▶ BRIEF
Retype the entries exactly, but skip the pictures.

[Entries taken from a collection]
-- -- --
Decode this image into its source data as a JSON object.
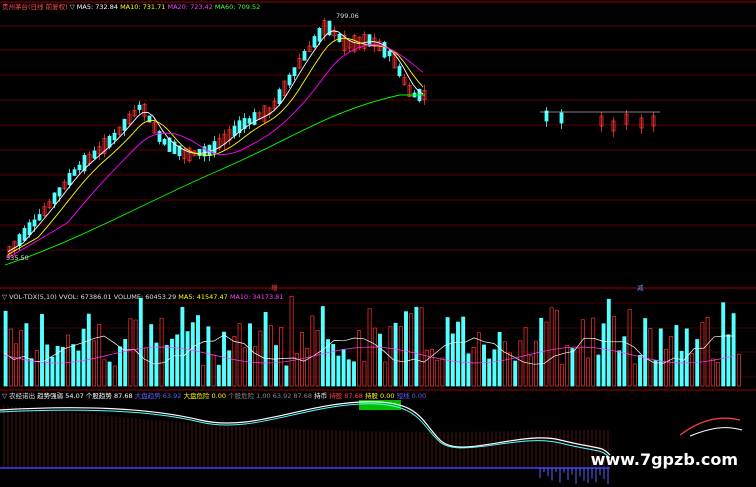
{
  "colors": {
    "background": "#000000",
    "up": "#ff3232",
    "down": "#54ffff",
    "ma5": "#ffffff",
    "ma10": "#ffff00",
    "ma20": "#ff00ff",
    "ma60": "#00ff00",
    "grid": "#800000",
    "label_blue": "#6060ff",
    "green_fill": "#00ff00"
  },
  "price_panel": {
    "prefix": "贵州茅台(日线 前复权)",
    "indicator_icon": "triangle-down-icon",
    "ma5": "MA5: 732.84",
    "ma10": "MA10: 731.71",
    "ma20": "MA20: 723.42",
    "ma60": "MA60: 709.52",
    "high_label": "799.06",
    "low_label": "535.50"
  },
  "volume_panel": {
    "indicator_icon": "triangle-down-icon",
    "name": "VOL-TDX(5,10)",
    "vvol": "VVOL: 67386.01",
    "volume": "VOLUME: 60453.29",
    "ma5": "MA5: 41547.47",
    "ma10": "MA10: 34173.81"
  },
  "signal_marks": {
    "left": "增",
    "right": "减"
  },
  "indicator_panel": {
    "indicator_icon": "triangle-down-icon",
    "name": "农经诺出",
    "items": [
      {
        "label": "趋势强弱",
        "value": "54.07"
      },
      {
        "label": "个股趋势",
        "value": "87.68"
      },
      {
        "label": "大盘趋势",
        "value": "63.92"
      },
      {
        "label": "大盘危险",
        "value": "0.00"
      },
      {
        "label": "个股危险",
        "value": "1.00"
      },
      {
        "label": "",
        "value": "63.92"
      },
      {
        "label": "",
        "value": "87.68"
      },
      {
        "label": "持币",
        "value": ""
      },
      {
        "label": "持股",
        "value": "87.68"
      },
      {
        "label": "持股",
        "value": "0.00"
      },
      {
        "label": "短线",
        "value": "0.00"
      }
    ]
  },
  "watermark": "www.7gpzb.com"
}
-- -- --
▶ EXERCISE RESULT
Decode this image into its source data as a JSON object.
{
  "colors": {
    "background": "#000000",
    "up": "#ff3232",
    "down": "#54ffff",
    "ma5": "#ffffff",
    "ma10": "#ffff00",
    "ma20": "#ff00ff",
    "ma60": "#00ff00",
    "grid": "#800000",
    "label_blue": "#6060ff",
    "green_fill": "#00ff00"
  },
  "price_panel": {
    "prefix": "贵州茅台(日线 前复权)",
    "indicator_icon": "triangle-down-icon",
    "ma5": "MA5: 732.84",
    "ma10": "MA10: 731.71",
    "ma20": "MA20: 723.42",
    "ma60": "MA60: 709.52",
    "high_label": "799.06",
    "low_label": "535.50"
  },
  "volume_panel": {
    "indicator_icon": "triangle-down-icon",
    "name": "VOL-TDX(5,10)",
    "vvol": "VVOL: 67386.01",
    "volume": "VOLUME: 60453.29",
    "ma5": "MA5: 41547.47",
    "ma10": "MA10: 34173.81"
  },
  "signal_marks": {
    "left": "增",
    "right": "减"
  },
  "indicator_panel": {
    "indicator_icon": "triangle-down-icon",
    "name": "农经诺出",
    "items": [
      {
        "label": "趋势强弱",
        "value": "54.07"
      },
      {
        "label": "个股趋势",
        "value": "87.68"
      },
      {
        "label": "大盘趋势",
        "value": "63.92"
      },
      {
        "label": "大盘危险",
        "value": "0.00"
      },
      {
        "label": "个股危险",
        "value": "1.00"
      },
      {
        "label": "",
        "value": "63.92"
      },
      {
        "label": "",
        "value": "87.68"
      },
      {
        "label": "持币",
        "value": ""
      },
      {
        "label": "持股",
        "value": "87.68"
      },
      {
        "label": "持股",
        "value": "0.00"
      },
      {
        "label": "短线",
        "value": "0.00"
      }
    ]
  },
  "watermark": "www.7gpzb.com"
}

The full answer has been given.